Pull every line containing "Matter" out of the listing below.

++++

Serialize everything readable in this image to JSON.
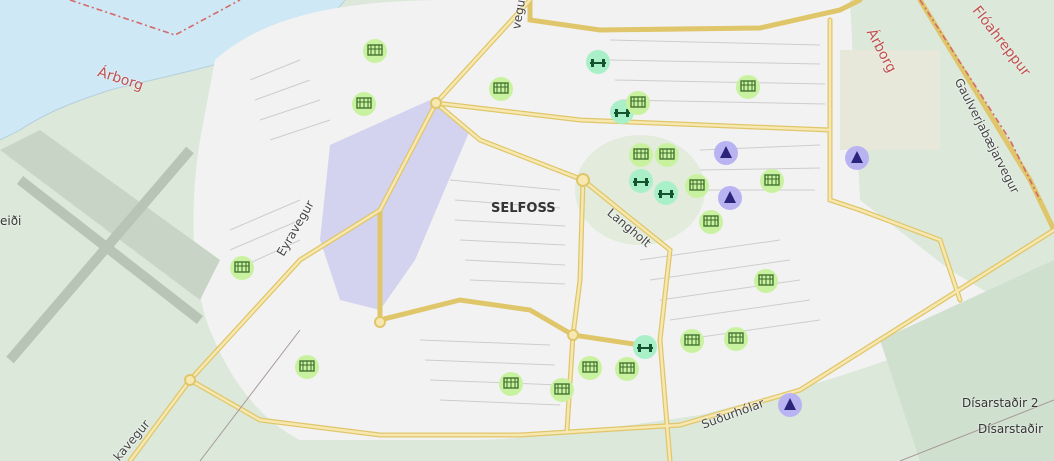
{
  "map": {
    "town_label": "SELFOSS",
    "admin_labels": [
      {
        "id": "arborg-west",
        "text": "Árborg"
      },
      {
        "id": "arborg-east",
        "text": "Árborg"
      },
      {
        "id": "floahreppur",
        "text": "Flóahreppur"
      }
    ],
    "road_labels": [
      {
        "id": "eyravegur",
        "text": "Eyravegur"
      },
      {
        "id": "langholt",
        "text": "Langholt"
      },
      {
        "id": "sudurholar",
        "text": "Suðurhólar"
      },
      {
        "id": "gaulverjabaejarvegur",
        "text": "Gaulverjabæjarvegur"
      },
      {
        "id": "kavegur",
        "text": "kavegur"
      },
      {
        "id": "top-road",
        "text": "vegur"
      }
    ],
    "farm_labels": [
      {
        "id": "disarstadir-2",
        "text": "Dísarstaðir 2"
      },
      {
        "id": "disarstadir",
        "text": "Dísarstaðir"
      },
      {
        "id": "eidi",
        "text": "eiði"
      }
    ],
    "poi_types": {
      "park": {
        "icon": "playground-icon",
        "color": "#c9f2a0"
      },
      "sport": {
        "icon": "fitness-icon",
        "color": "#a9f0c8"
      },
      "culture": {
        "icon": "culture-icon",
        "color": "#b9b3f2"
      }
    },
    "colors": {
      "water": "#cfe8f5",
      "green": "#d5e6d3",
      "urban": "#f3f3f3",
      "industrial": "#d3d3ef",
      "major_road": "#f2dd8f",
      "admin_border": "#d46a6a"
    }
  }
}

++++

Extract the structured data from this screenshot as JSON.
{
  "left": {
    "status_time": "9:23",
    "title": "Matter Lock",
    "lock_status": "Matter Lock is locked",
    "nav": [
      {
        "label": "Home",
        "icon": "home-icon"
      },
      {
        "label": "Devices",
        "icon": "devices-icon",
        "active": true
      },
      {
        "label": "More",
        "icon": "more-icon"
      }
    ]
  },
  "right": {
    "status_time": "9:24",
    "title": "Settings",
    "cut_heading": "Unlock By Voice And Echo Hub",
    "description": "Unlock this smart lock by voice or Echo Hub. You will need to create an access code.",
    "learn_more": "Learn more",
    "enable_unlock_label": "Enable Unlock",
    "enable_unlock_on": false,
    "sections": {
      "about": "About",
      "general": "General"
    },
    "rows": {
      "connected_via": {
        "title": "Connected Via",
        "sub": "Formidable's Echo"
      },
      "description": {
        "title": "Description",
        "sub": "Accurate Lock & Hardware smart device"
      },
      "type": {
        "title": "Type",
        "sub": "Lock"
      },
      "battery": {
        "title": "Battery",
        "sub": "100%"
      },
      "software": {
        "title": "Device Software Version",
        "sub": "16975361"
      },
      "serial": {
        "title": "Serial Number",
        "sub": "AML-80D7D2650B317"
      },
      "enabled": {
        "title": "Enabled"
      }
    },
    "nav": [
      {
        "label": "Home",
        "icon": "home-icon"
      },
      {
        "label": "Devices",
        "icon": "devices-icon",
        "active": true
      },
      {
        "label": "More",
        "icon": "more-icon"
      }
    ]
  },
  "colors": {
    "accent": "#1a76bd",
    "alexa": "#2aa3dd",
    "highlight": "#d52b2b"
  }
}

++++

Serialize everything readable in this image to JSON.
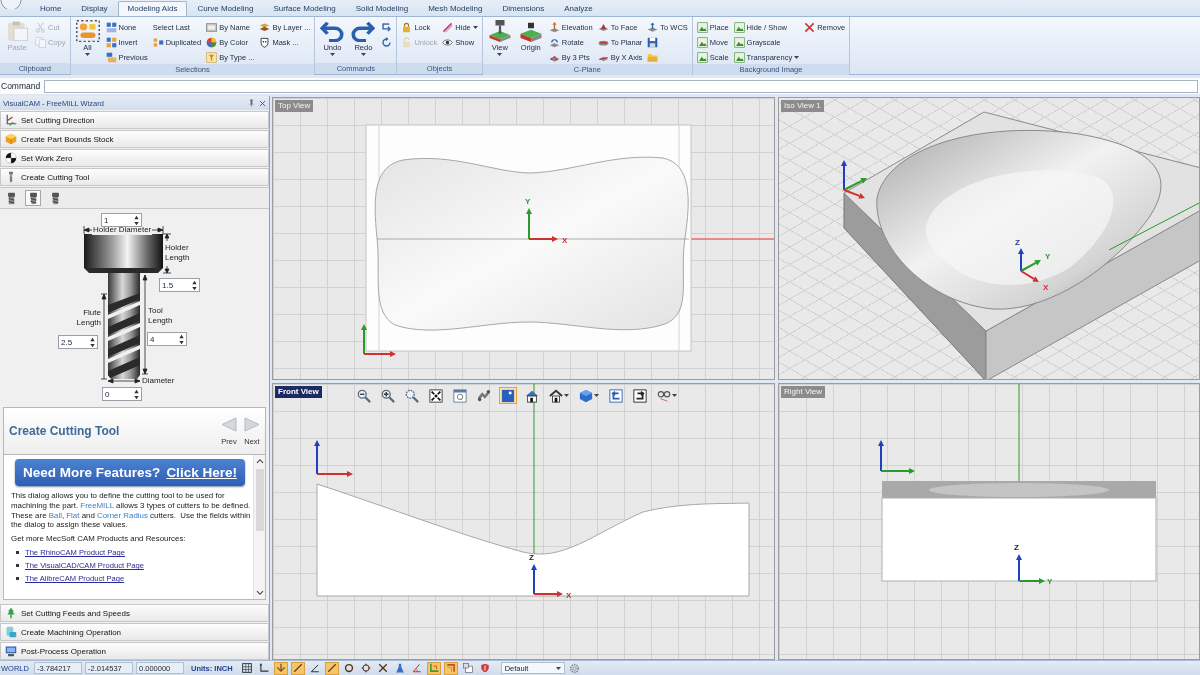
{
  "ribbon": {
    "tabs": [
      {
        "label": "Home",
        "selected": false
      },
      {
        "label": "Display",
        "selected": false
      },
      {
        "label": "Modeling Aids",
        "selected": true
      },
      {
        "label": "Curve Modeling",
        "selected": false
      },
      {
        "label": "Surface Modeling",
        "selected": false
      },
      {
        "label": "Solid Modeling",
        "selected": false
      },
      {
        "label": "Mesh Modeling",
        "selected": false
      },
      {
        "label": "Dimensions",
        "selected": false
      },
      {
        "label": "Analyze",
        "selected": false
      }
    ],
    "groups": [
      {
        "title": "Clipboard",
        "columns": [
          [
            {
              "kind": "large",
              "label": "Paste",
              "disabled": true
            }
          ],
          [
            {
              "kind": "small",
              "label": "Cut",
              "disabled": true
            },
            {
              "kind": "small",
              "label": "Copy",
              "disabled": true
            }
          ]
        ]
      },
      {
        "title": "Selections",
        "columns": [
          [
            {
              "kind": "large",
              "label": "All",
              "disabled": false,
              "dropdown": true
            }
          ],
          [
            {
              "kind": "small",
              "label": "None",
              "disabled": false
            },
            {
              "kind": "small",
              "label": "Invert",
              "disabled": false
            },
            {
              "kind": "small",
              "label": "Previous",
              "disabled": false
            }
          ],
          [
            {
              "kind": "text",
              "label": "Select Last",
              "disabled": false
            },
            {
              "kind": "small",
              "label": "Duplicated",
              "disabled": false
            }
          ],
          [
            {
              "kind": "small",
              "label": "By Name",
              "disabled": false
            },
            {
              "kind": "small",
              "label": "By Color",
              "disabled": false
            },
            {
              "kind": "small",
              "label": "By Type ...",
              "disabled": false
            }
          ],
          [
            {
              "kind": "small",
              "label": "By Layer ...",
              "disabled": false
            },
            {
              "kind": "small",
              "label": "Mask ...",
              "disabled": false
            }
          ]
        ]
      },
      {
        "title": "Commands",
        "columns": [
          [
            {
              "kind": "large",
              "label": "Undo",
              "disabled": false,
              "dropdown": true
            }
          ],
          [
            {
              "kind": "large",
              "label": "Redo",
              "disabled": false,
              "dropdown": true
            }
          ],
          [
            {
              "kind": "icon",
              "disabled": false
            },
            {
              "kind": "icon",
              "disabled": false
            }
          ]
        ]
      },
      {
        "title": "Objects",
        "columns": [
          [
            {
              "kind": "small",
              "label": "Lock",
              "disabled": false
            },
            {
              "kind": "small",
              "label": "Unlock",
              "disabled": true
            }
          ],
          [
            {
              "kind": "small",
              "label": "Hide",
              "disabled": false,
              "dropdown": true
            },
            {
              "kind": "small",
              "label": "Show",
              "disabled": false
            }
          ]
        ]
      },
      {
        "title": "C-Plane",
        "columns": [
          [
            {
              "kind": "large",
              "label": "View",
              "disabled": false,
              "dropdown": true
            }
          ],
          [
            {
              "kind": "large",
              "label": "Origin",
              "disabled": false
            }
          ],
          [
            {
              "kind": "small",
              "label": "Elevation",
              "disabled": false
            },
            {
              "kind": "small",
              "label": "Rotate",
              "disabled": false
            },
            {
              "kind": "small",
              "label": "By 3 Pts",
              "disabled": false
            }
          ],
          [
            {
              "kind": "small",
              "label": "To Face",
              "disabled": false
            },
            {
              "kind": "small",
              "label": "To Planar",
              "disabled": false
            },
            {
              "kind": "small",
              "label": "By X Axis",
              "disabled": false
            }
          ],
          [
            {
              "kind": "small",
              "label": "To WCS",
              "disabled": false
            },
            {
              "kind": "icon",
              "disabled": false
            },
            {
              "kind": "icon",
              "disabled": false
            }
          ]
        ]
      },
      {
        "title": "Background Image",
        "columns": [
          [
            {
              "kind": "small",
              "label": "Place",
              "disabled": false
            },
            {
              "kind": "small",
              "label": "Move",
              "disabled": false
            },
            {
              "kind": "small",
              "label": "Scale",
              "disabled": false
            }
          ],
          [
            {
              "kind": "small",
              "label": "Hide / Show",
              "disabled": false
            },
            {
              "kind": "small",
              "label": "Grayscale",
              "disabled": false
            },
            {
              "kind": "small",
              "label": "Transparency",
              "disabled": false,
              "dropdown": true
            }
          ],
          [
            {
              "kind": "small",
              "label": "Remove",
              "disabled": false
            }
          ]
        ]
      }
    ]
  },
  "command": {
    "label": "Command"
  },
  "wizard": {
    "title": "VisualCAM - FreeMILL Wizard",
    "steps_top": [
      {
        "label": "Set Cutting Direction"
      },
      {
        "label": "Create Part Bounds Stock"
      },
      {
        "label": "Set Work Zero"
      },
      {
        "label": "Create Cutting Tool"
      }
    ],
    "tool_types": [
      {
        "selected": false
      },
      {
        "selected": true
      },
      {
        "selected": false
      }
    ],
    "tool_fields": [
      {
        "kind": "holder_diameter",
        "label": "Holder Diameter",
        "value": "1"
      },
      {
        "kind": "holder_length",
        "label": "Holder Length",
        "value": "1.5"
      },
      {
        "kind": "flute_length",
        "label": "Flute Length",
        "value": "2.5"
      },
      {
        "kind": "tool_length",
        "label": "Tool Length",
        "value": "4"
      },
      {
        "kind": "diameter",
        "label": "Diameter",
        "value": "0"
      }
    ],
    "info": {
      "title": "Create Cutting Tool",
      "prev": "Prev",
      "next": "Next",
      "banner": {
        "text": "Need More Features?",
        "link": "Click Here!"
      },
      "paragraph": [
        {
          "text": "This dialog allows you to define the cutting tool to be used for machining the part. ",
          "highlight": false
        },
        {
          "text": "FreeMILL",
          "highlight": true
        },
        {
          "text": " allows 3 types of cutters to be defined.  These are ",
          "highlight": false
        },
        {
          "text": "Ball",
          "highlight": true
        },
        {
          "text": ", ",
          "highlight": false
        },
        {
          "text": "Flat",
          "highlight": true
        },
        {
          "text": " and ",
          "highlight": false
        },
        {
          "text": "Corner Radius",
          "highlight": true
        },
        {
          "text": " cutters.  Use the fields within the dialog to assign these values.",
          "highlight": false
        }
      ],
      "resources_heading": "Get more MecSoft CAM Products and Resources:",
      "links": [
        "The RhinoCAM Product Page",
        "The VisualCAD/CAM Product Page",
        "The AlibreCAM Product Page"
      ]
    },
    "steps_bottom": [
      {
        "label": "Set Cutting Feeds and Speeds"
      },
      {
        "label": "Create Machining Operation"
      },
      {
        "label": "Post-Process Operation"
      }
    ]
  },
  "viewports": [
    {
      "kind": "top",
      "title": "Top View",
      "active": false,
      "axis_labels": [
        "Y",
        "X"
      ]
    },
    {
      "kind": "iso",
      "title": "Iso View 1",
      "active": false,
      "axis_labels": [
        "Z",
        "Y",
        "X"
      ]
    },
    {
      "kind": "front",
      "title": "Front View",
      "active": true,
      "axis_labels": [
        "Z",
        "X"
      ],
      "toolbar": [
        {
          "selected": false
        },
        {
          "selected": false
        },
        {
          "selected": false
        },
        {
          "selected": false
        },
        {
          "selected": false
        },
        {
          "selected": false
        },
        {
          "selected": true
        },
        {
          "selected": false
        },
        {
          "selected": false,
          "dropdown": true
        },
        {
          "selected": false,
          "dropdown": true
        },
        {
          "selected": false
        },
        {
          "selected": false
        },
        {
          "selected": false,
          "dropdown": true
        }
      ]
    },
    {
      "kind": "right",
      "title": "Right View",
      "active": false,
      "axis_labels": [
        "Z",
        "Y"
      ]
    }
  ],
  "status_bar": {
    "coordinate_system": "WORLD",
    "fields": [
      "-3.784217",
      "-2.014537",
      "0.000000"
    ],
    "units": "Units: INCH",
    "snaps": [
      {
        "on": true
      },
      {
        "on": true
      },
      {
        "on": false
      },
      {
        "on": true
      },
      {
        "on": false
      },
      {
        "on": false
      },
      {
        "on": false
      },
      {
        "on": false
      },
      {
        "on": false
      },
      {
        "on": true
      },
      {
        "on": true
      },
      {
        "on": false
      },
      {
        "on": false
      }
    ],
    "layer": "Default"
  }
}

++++

■ Result:
    "title": "Matter Lock",
    "lock_status": "Matter Lock is locked",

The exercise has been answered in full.